Could you repeat the records below exactly, leaving the pictures out?

***** Data extract *****

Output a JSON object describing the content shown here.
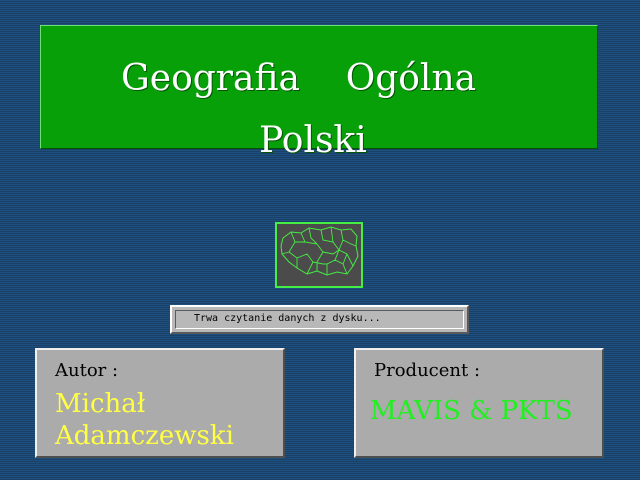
{
  "title": {
    "line1": "Geografia    Ogólna",
    "line2": "Polski"
  },
  "status": {
    "text": "Trwa czytanie danych z dysku..."
  },
  "author": {
    "label": "Autor :",
    "first_name": "Michał",
    "last_name": "Adamczewski"
  },
  "producer": {
    "label": "Producent :",
    "name": "MAVIS & PKTS"
  },
  "colors": {
    "background": "#1f4f7f",
    "title_panel": "#08a008",
    "map_border": "#44ee44",
    "author_text": "#ffff44",
    "producer_text": "#22ee22"
  },
  "icons": {
    "map": "poland-map-icon"
  }
}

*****

_Solution below:_
Output a JSON object describing the content shown here.
{
  "title": {
    "line1": "Geografia    Ogólna",
    "line2": "Polski"
  },
  "status": {
    "text": "Trwa czytanie danych z dysku..."
  },
  "author": {
    "label": "Autor :",
    "first_name": "Michał",
    "last_name": "Adamczewski"
  },
  "producer": {
    "label": "Producent :",
    "name": "MAVIS & PKTS"
  },
  "colors": {
    "background": "#1f4f7f",
    "title_panel": "#08a008",
    "map_border": "#44ee44",
    "author_text": "#ffff44",
    "producer_text": "#22ee22"
  },
  "icons": {
    "map": "poland-map-icon"
  }
}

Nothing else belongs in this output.